Informal world climate talks in Bonn in August
WASHINGTON (Reuters) - World climate negotiators will gather in Bonn next month to edit an "indigestible" set of proposals into a manageable document for international consideration, the head of a key U.N. panel said on Tuesday.
The August meeting is the first step in a timeline aimed at reaching a new worldwide agreement to combat climate change in Copenhagen in December, said Michael Zammit Cutajar, chairman of a working group of the U.N. Framework Convention on Climate change.
Not previously planned or publicized, the Bonn meeting precedes already scheduled gatherings in Bangkok and Barcelona, in addition to forums in Pittsburgh, Pennsylvania, and New York City to discussing the problem of climate change.
"The juicy details will really start to come forward in the last quarter of this year," Zammit Cutajar told reporters.
The meetings in Bonn, set for August 10-14, are supposed to be informal, thematic talks aimed at guiding negotiators through the ideas contained in an unwieldy 200-page paper, he said.
"The document itself is horribly complicated ... It's indigestible, it's not meant to be read from top to bottom. And what we're doing now ... is (working on) a guide to the use of this document ... identifying issues for discussions, some way of getting discussion going in a thematic way," he said.
LONG-TERM U.S. VISION
Zammit Cutajar and his committee crafted a 50-page paper that was considered at a climate meeting in June in Bonn.

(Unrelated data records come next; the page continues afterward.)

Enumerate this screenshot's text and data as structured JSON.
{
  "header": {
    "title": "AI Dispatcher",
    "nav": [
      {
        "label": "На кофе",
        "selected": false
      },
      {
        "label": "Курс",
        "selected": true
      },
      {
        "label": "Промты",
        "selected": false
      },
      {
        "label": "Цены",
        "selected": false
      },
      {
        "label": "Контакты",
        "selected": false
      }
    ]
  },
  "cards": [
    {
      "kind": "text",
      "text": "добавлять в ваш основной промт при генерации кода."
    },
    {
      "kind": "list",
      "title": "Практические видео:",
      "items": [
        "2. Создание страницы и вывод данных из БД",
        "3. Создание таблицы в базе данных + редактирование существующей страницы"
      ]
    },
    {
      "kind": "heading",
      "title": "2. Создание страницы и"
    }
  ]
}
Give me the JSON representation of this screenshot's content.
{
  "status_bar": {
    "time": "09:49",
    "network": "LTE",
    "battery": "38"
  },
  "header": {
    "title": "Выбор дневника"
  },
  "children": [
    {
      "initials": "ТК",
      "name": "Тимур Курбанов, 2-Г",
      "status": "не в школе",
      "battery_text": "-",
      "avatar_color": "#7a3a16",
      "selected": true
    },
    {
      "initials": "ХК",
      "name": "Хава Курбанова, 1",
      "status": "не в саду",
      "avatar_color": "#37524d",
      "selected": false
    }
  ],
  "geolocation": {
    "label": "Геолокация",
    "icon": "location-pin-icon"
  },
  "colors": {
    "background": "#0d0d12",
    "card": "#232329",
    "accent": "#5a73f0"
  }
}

That document ballooned to 200 pages with contributions from various delegations.
This draft text is aimed at agreeing on a treaty in December that would succeed the carbon-capping Kyoto Protocol, which runs out in 2012. The United States, alone among major industrialized nations, never ratified the Kyoto pact.
Those earlier talks ended with some progress toward a new world treaty to curb climate-warming greenhouse gas emissions, but with proposed cuts by industrialized nations that disappointed developing countries.
These global negotiations are taking place as the United States considers a carbon-capping law that was narrowly approved by the House (of Representatives) and is expected to be debated in the Senate starting in September.
This legislation aims to cut carbon dioxide emissions from 2005 levels by 17 percent by 2020 and 83 percent by 2050.
U.S. participation is considered essential to any global climate agreement, and Zammit Cutajar was encouraged by the U.S. long-term ambition to reduce carbon emissions.
The United States has "already started to bring ... the sense that it's serious, that it's going places and that it has a vision up to 2050, that's very important," Zammit Cutajar said. "It would be great if there were a Senate outcome that was strong (before Copenhagen) ... a signal from both chambers that they're on the same track."
(Editing by Alan Elsner)